# Work to complete
Among the entries that follow, find every line with the word "icon" and copy it.

# Source material
——

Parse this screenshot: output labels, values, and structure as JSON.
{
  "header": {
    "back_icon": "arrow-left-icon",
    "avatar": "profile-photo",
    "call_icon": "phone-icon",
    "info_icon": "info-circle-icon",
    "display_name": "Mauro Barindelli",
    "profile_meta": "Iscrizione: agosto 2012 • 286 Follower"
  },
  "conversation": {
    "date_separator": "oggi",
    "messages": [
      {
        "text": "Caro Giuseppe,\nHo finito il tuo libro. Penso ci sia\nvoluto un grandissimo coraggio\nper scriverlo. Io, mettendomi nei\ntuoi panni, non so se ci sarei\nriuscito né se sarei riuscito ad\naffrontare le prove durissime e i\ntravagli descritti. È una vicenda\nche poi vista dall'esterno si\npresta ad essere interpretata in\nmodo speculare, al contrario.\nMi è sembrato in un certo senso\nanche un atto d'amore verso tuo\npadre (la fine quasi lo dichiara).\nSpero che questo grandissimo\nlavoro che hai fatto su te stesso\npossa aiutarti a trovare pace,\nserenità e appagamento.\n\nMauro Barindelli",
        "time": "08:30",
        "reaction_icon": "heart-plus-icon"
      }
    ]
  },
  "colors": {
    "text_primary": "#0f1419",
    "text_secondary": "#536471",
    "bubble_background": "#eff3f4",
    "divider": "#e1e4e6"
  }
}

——

# Answer to the exercise
    "back_icon": "arrow-left-icon",
    "call_icon": "phone-icon",
    "info_icon": "info-circle-icon",
        "reaction_icon": "heart-plus-icon"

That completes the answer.